Murali Vijay India England James Anderson
India opener Murali Vijay celebrates after completing his century on the first day of the first Test against EnglandReuters

First morning of the first Test of a five-Test series in England, expect a hostile pitch with plenty of movement, both on and off the pitch, right?

Well, not if you were at Trent Bridge on Wednesday, with the pitch playing more like ones you see on the subcontinent – slow, low, no swing, no seam, with the best chance for a wicket coming once the ball starts to reverse swing.

India were the beneficiaries of this what-is-going-on-England-groans wicket, with Murali Vijay making hay while the sun shone on a gloriously bright day in Nottingham. The result of a flat as a pancake wicket at Trent Bridge was India, who chose to bat first, finishing on 259 for 4 after 90 overs of play, with Vijay on an unbeaten 122 (294b, 20x4, 1x6) thanks to a brilliantly moulded century.

MS Dhoni, batting at No. 6, after India decided to give Stuart Binny his debut at the expense of Rohit Sharma, is at the crease with Vijay, on a quite impressive 50 (64b, 5x4) with the second day holding plenty of promise for the batsmen, and quite a bit of toil for the bowlers.

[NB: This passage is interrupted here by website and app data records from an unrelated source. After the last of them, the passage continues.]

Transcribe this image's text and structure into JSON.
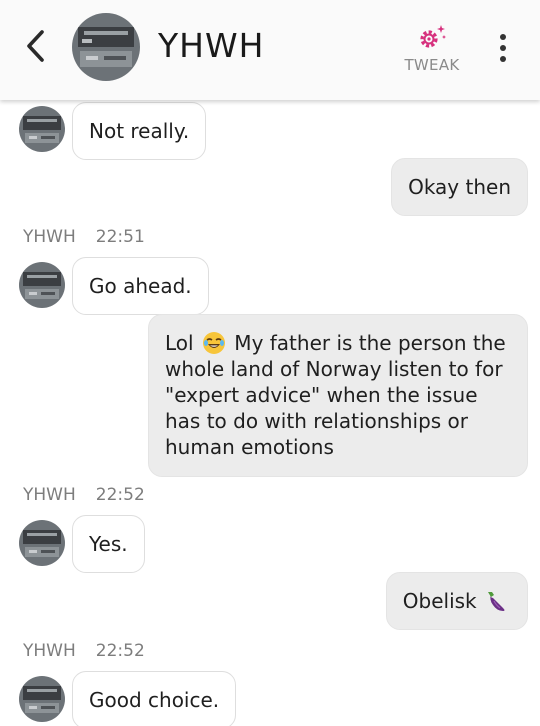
{
  "header": {
    "title": "YHWH",
    "tweak_label": "TWEAK",
    "accent_color": "#d6307d"
  },
  "messages": [
    {
      "direction": "incoming",
      "text": "Not really."
    },
    {
      "direction": "outgoing",
      "text": "Okay then"
    },
    {
      "direction": "meta",
      "sender": "YHWH",
      "time": "22:51"
    },
    {
      "direction": "incoming",
      "text": "Go ahead."
    },
    {
      "direction": "outgoing",
      "text_before_emoji": "Lol",
      "emoji": "laughing-face-emoji",
      "text_after_emoji": " My father is the person the whole land of Norway listen to for \"expert advice\" when the issue has to do with relationships or human emotions"
    },
    {
      "direction": "meta",
      "sender": "YHWH",
      "time": "22:52"
    },
    {
      "direction": "incoming",
      "text": "Yes."
    },
    {
      "direction": "outgoing",
      "text": "Obelisk",
      "emoji": "eggplant-emoji"
    },
    {
      "direction": "meta",
      "sender": "YHWH",
      "time": "22:52"
    },
    {
      "direction": "incoming",
      "text": "Good choice."
    }
  ]
}
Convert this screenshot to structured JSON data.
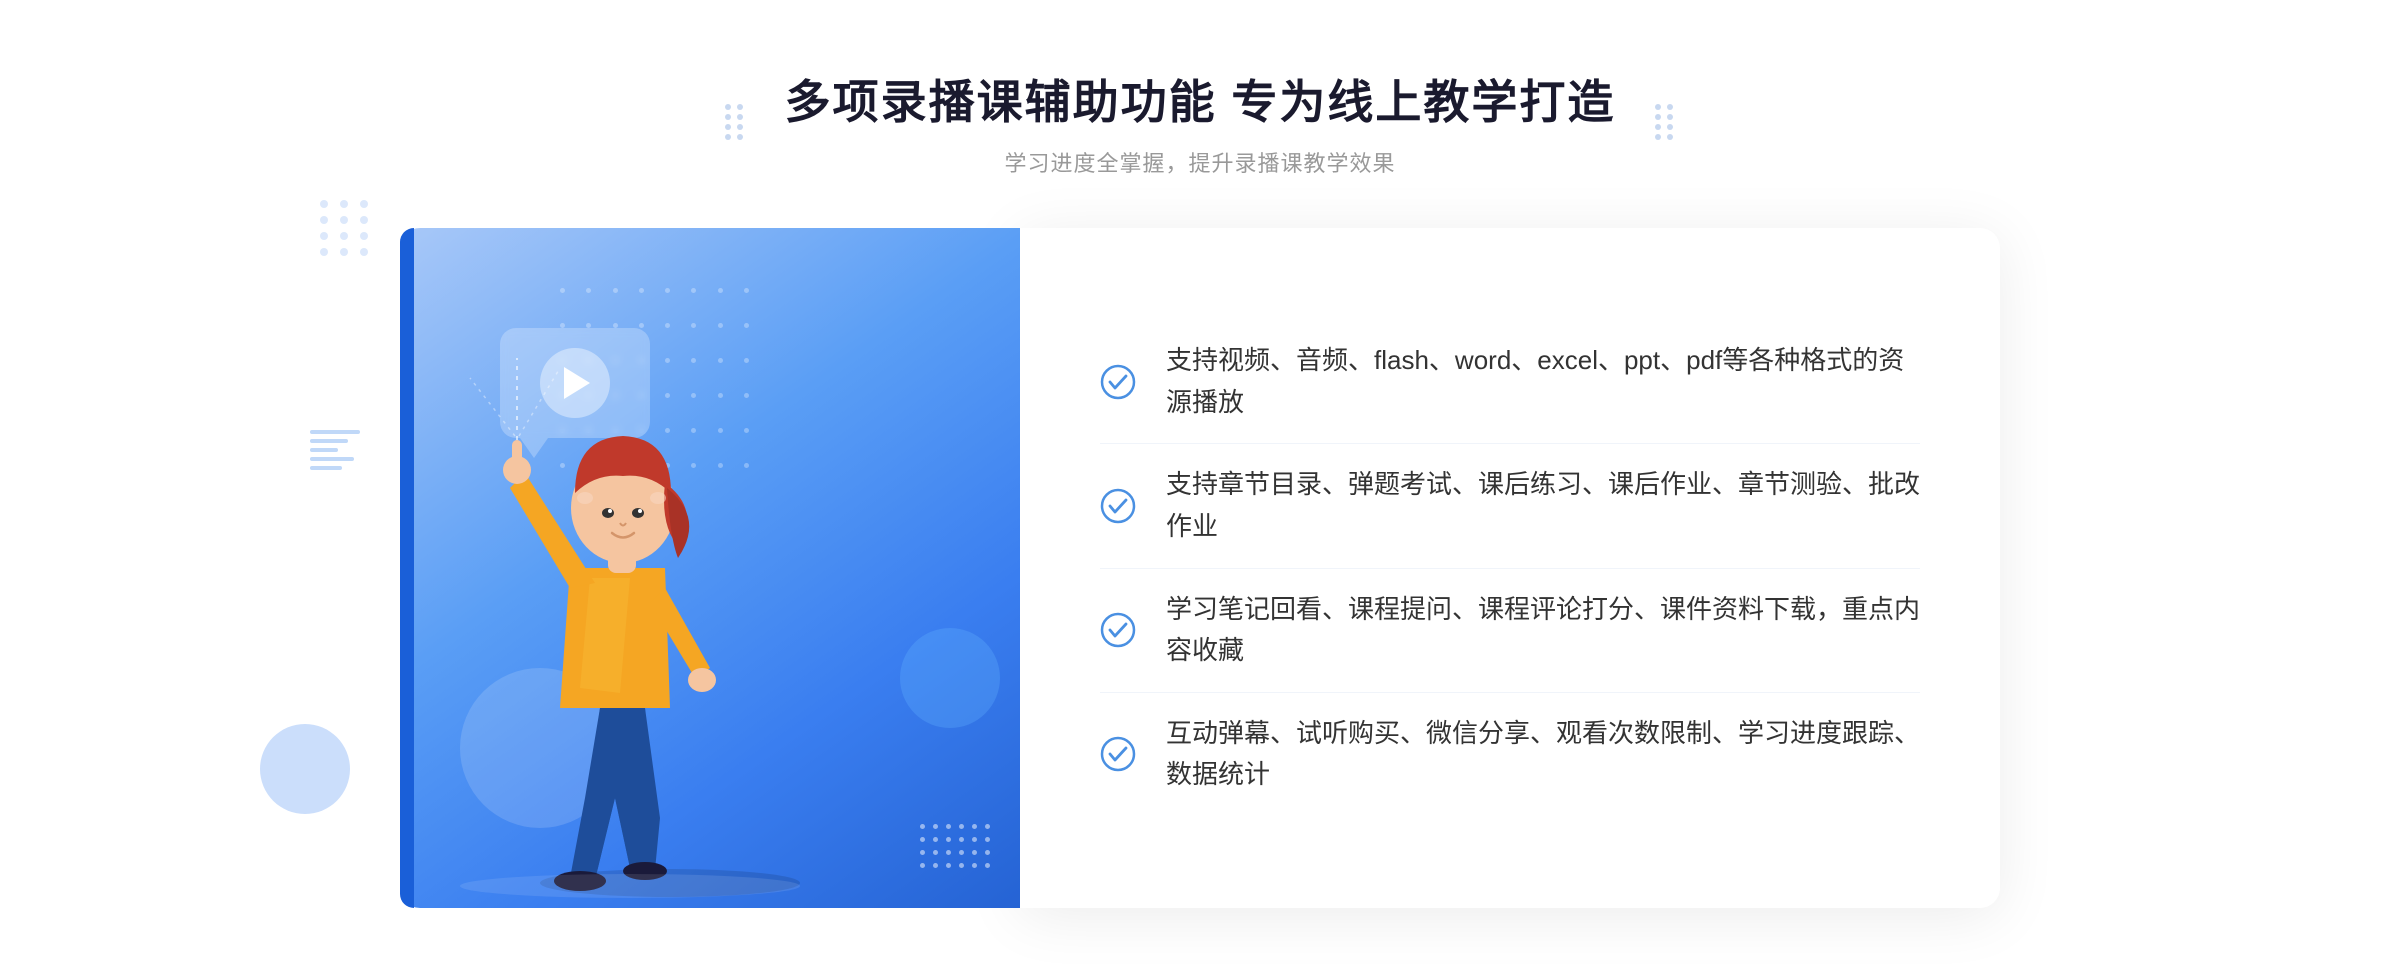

India got off to a roaring start as Vijay fashioned three boundaries off James Anderson in the very first over with the visitors jumping to 30 after just six overs.

Immediately it was pretty clear this pitch would not provide too much movement – in the air or off the pitch – even in the first few overs, and some innovative, planned bowling would be needed to break through the batsmen.

Shikhar Dhawan (12, 24b), though, did fall to a peach of a delivery from Anderson, who came around the wicket, got the left-hander to just hand his bat out with the ball straightening at the right moment to take the outside edge through to wicketkeeper Matt Prior, who took a smart catch diving to his left.

India's momentum was not quelled by the opening wicket, however, as Vijay, at his driving through the offside, onside and fending the ball to third man for a boundary best, and Cheteshwar Pujara, solid as ever, kept the scoreboard ticking, with the England bowlers looking like they were toiling on a sub-continent wicket rather than at home on the first morning of the first Test.

The duo, who put on 73 in a little over 24 overs together, took India to a strong 106 for one in 30 overs at Lunch, looking all set to build that even-bigger platform for a strong first innings score.

England, with plenty of talk, no doubt, happening during the 40-minute interval, came into the second session of the first day with a clearer plan and it worked, with the 30-odd overs old ball starting to reverse swing as well.

Anderson (21-6-70-2) is a great exponent of the reverse swing and the swing bowler would get his and England's second wicket in the second over of the post-Lunch session courtesy some smart captaincy and bowling. England kept two fielders close on the leg side with the ball tailing in prodigiously and the fact that the slow pitch meant the ball was holding up more and more as it grew older meant a mistimed flick through the leg side from Pujara (38, 69b, 7x4), with Ian Bell taking a brilliant diving catch to his right at short mid-on.

That wicket put India on 106 for two, and soon it was 107 for three as Virat Kohli unnecessarily fended at a wide-enough-not-to-go-anywhere-near-it outswinger from Stuart Broad (19-8-26-1) with Bell, for the second time in two overs, completing another catch, this time at second slip.

The Indian dressing room would have been feeling the jitters at that point, knowing their lower middle order had plenty of question marks hanging around them, but Vijay, undeterred by the quick flurry of wickets, and Ajinkya Rahane (32, 81b, 4x4), solid enough, despite a few scares here and there, pulled their team out of worried waters with a knuckle-down 71-run partnership from 27.1 overs.

The two batsmen, weathering that second session storm, took India to 177 for three at Tea, before another wicket right at the beginning of a session put India behind the eight ball again. This time it was Rahane, who had to walk back to the pavilion, toe-edging a pull shot attempt, strangely enough, to Alastair Cook at silly point as Liam Plunkett's (21-4-56-1) short barrage finally paid some dividends.

Time was ripe for Dhoni the batsman to step up outside the subcontinent, and the skipper did not disappoint, playing a wonderful little counter-attacking innings to soothe those nerves and allow Vijay to carry on with immense calm at the other end.

Vijay, who like Dhoni, has struggled measurably outside home conditions, rarely played a loose stroke, keeping that concentration on high gear throughout his innings, with all of that hard work rewarded by a century, which the opener got to, after a lot of time being stuck on 99, with a quick single to the leg side.

India had one final tricky little period to negotiate to ensure they end the first day with a positive feeling, and Vijay and Dhoni, on an unbroken partnership of 81, did just that, seeing off the second new ball, taken by England in the 82nd over, to take the visitors to a could-have-been-better-but-will-definitely-take-it 259 for four.